Dando’s saddened and stirring swooning vocals share all the more restrained traits of Scott Walker, Jacques Brel, Lloyd Cole and Billy Mckenzie, on this disconsolate and doleful journey. Walker-esque allusions begin with Heathcliffian Surly's opening rue, and tribute of a kind, to the Ukrainian Black Sea port of Odessa, on the track of the same name: picked I assume for its revolutionary bent and historical romanticism – the city was famous for the tragic 1905 workers uprisings, which were depicted in Sergi Eisenstein's ‘Battleship Potemkin’. Our new-age Shelly pens an ode to a place he’s only ever read about and imagined; using its exoticism and mysterious aura to express sentiments to his intended muse.
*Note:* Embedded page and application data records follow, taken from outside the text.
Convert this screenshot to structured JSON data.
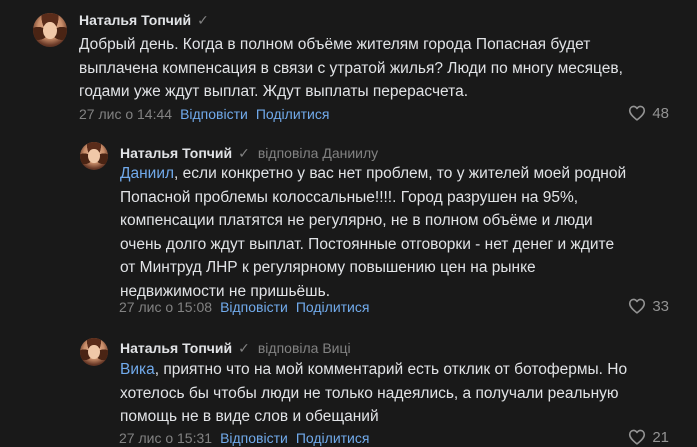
{
  "comments": [
    {
      "author": "Наталья Топчий",
      "reply_to": "",
      "mention": "",
      "text_lines": [
        "Добрый день. Когда в полном объёме жителям города Попасная будет",
        "выплачена компенсация в связи с утратой жилья? Люди по многу месяцев,",
        "годами уже ждут выплат. Ждут выплаты перерасчета."
      ],
      "timestamp": "27 лис о 14:44",
      "reply_label": "Відповісти",
      "share_label": "Поділитися",
      "likes": "48"
    },
    {
      "author": "Наталья Топчий",
      "reply_to": "відповіла Даниилу",
      "mention": "Даниил",
      "text_lines": [
        ", если конкретно у вас нет проблем, то у жителей моей родной",
        "Попасной проблемы колоссальные!!!!. Город разрушен на 95%,",
        "компенсации платятся не регулярно, не в полном объёме и люди",
        "очень долго ждут выплат. Постоянные отговорки - нет денег и ждите",
        "от Минтруд ЛНР к регулярному повышению цен на рынке",
        "недвижимости не пришьёшь."
      ],
      "timestamp": "27 лис о 15:08",
      "reply_label": "Відповісти",
      "share_label": "Поділитися",
      "likes": "33"
    },
    {
      "author": "Наталья Топчий",
      "reply_to": "відповіла Виці",
      "mention": "Вика",
      "text_lines": [
        ", приятно что на мой комментарий есть отклик от ботофермы. Но",
        "хотелось бы чтобы люди не только надеялись, а получали реальную",
        "помощь не в виде слов и обещаний"
      ],
      "timestamp": "27 лис о 15:31",
      "reply_label": "Відповісти",
      "share_label": "Поділитися",
      "likes": "21"
    }
  ]
}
The reclusive Walker returns, with his own ‘30th Century Man’, which is used as the bedrock for the jangley Apache toms beat and lust-for-life celebration, ‘Life Can’t Get Any Better’; whilst his morose tones echo large on the sadly lovelorn prose of ‘This Is I Ask Of You’.

With his elaborate 18th Century cravats and tailored gentlemen’s attire, the poetic protagonist often drifts into surprising waters: mooning like a carousing mid-70s Bowie and melodramatic Simon Le Bon - of all people - on the French sophisto-noir of ‘If This Is Civilisation’, or revisiting the wry wit and eloquently worded lyrics of Neil Hannon’s Divine Comedy, on the Kierkegaard melancholy of ‘Dead To The World’ – possibly his best outing.

It may seem that with all these influences - worn on our tormented singers sleeves for the entire world to see - that Dando merely apes or pays homage to his inspirational hosts. Yet, in some ways this collection of acutely penned modern stirring songs, carries on the grand tradition of lugubrious and laid bare hymns by his influences with a subtle degree of wit and invention. On paper this album sounds daunting, but somehow at the same time heart-warming, as it chimes with relevance to our own times and attempts to put malady on the map.

Heathcliffian Surly shows that Dando’s cup isn’t just half-empty, but is smeared, cracked and slowly leaking the little content it still has left. To borrow a slightly changed, well-worn line from that Californian sage Brian Wilson, “Dando just wasn’t made for these times”.